The primary teachers' union will discourage members from working at charter schools, but it won't say whether it will blacklist the schools.
The government said last week that charter schools will be able to negotiate how many registered teachers they employ and how much they pay teachers. The government-funded schools will be another option for parents.
NZEI president Ian Leckie has concerns about unqualified teachers being employed by charter schools, but says the union will support its members if they work in the schools.
"Unqualified teachers certainly have no place in education," he told TVNZ's Q+A programme on Sunday, adding that qualified teachers will have to provide a "huge amount of support" to their unqualified colleagues.
Mr Leckie said the union was yet to consider whether it would blacklist charter schools.
"It's certainly divisive. Whether we would blacklist, I think you have to think carefully because the bottom line of anything that happens in education is children.
"Where we're totally opposed is putting unregistered teachers in front of children."
Charter Schools Working Group Catherine Isaac said many qualified teachers would be interested in working in the schools, and it was unlikely they would end up with a high number of unregistered teachers.
It was not clear whether teachers in core academic roles would be qualified, with Ms Isaac saying only that they would be "top-quality teachers".
Ms Isaac added that if someone like former SAS soldier Willie Apiata or former All Black Tana Umaga wanted to run a school's outdoor pursuits academy, they were unlikely to be turned down.
Legislation will be introduced to parliament this year to facilitate the schools and formal requests for proposals from potential sponsors will be called for once the legislation is passed.

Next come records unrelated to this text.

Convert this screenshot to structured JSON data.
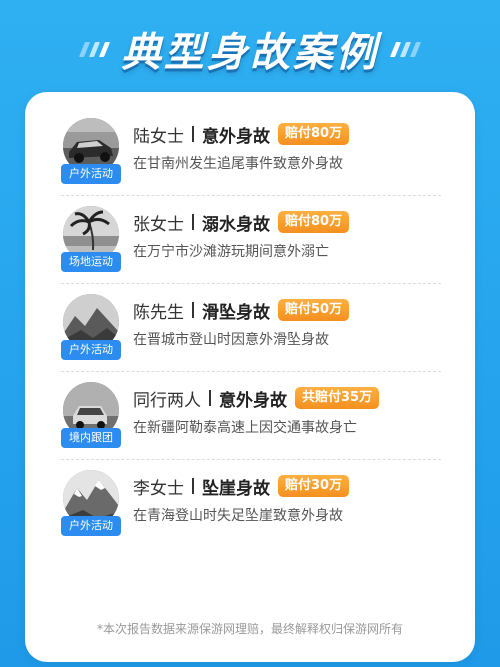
{
  "page": {
    "title": "典型身故案例",
    "footnote": "*本次报告数据来源保游网理赔，最终解释权归保游网所有"
  },
  "cases": [
    {
      "tag": "户外活动",
      "person": "陆女士",
      "cause": "意外身故",
      "payout": "赔付80万",
      "description": "在甘南州发生追尾事件致意外身故",
      "icon": "car-accident-photo"
    },
    {
      "tag": "场地运动",
      "person": "张女士",
      "cause": "溺水身故",
      "payout": "赔付80万",
      "description": "在万宁市沙滩游玩期间意外溺亡",
      "icon": "beach-palm-photo"
    },
    {
      "tag": "户外活动",
      "person": "陈先生",
      "cause": "滑坠身故",
      "payout": "赔付50万",
      "description": "在晋城市登山时因意外滑坠身故",
      "icon": "mountain-photo"
    },
    {
      "tag": "境内跟团",
      "person": "同行两人",
      "cause": "意外身故",
      "payout": "共赔付35万",
      "description": "在新疆阿勒泰高速上因交通事故身亡",
      "icon": "highway-car-photo"
    },
    {
      "tag": "户外活动",
      "person": "李女士",
      "cause": "坠崖身故",
      "payout": "赔付30万",
      "description": "在青海登山时失足坠崖致意外身故",
      "icon": "snow-mountain-photo"
    }
  ],
  "colors": {
    "background": "#27a6ee",
    "tag": "#2d8cf0",
    "payout_badge": "#f5901f"
  }
}
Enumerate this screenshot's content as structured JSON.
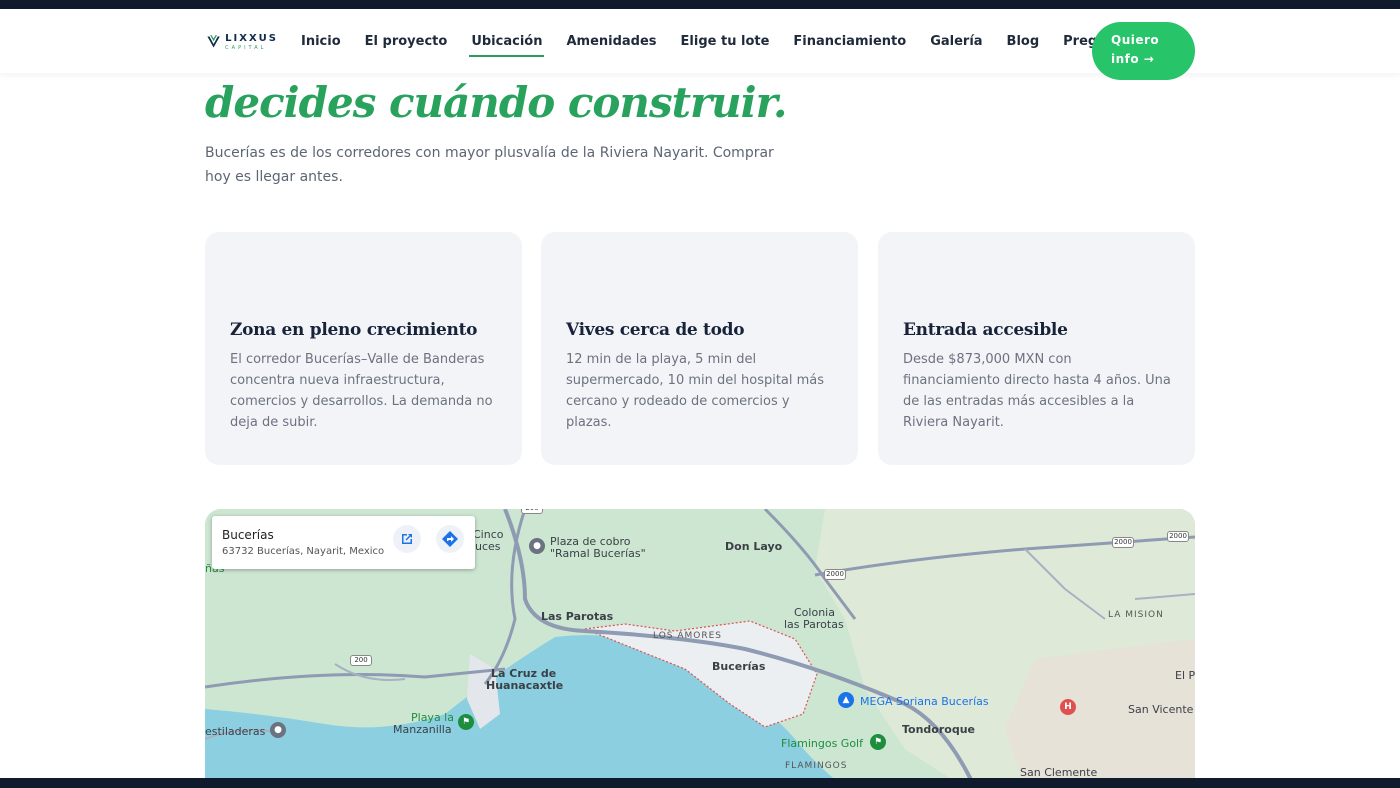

All sponsors will be expected to open their schools for the beginning of the 2014 school year.